▶ **TASK TO COMPLETE**
Among the entries below, count each line holding the word "value". Write only the number.

++++

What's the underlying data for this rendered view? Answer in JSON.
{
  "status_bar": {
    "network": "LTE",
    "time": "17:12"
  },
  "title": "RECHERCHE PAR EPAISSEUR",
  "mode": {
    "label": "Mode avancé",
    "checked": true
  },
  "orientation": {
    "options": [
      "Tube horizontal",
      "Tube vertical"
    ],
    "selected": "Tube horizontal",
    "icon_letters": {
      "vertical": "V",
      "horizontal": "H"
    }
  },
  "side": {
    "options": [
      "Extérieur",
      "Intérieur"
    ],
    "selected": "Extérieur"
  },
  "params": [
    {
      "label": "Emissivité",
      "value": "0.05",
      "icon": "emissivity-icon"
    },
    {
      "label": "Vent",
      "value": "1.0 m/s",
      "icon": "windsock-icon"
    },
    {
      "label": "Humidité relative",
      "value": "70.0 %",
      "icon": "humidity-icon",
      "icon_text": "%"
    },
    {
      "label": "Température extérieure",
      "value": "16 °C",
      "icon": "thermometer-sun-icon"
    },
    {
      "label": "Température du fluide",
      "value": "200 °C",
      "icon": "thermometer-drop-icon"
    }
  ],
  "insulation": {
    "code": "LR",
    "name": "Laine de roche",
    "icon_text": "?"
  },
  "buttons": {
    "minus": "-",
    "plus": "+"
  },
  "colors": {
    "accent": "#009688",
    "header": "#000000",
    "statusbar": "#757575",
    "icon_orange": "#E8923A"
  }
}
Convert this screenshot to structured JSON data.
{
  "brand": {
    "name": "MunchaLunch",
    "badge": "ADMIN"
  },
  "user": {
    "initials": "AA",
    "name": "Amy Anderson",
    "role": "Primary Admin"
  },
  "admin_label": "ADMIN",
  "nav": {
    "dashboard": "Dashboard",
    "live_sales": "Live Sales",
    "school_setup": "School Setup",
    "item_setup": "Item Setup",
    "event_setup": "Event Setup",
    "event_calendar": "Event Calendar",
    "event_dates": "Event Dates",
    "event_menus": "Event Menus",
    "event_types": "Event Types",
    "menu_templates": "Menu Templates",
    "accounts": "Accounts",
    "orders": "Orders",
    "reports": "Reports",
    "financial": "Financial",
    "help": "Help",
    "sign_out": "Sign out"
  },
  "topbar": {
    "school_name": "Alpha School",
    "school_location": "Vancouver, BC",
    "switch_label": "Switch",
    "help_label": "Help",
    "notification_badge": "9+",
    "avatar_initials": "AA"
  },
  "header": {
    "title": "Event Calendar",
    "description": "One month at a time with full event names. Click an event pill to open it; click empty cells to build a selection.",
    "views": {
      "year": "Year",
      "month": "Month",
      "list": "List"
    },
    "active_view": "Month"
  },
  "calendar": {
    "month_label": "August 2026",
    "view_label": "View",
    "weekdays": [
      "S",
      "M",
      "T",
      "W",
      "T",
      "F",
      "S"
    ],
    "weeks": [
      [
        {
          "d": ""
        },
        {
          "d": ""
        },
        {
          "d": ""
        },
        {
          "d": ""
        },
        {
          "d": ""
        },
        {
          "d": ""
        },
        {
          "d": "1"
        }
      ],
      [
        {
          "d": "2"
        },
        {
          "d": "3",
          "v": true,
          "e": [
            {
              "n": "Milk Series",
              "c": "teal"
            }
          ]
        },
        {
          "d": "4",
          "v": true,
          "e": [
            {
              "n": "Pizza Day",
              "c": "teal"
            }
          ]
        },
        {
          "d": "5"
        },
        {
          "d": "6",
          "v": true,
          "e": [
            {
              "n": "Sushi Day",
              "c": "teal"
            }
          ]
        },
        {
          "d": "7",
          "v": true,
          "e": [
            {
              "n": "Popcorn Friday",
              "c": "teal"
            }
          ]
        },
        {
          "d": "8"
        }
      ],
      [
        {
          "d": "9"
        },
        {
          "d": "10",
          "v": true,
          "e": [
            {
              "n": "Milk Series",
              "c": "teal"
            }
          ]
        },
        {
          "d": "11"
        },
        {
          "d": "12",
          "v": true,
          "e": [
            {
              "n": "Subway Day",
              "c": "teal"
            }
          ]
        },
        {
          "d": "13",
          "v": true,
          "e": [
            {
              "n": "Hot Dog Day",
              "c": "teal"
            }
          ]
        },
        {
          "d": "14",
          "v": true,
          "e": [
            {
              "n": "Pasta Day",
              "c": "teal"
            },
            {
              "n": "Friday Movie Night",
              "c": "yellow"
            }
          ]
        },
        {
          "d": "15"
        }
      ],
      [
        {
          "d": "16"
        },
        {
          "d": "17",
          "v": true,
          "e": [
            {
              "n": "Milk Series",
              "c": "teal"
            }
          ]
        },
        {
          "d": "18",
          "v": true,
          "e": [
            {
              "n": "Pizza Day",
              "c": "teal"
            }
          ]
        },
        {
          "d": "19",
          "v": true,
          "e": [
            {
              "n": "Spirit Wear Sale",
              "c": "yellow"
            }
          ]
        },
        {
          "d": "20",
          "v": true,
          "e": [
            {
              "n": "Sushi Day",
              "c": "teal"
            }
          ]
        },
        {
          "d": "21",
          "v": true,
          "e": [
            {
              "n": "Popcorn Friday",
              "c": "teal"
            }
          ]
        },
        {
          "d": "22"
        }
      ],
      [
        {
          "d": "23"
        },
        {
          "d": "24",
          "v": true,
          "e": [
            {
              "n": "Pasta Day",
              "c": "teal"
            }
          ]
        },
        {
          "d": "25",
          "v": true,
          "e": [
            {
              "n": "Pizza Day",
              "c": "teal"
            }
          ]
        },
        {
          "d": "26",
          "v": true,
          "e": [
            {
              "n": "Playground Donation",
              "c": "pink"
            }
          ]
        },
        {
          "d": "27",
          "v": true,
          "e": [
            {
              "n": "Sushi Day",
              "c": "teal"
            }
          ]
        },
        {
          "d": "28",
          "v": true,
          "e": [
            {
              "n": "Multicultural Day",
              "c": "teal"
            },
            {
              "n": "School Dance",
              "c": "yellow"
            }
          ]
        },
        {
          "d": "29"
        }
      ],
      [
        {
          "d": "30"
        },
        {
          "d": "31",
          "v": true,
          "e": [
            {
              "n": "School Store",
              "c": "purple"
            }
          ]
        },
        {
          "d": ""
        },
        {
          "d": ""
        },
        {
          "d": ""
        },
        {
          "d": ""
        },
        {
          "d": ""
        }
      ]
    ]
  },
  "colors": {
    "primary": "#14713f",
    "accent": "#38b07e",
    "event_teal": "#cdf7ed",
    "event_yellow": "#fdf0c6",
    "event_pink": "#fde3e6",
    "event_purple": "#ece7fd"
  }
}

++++

▶ **RESULT FOR THIS EXERCISE**
5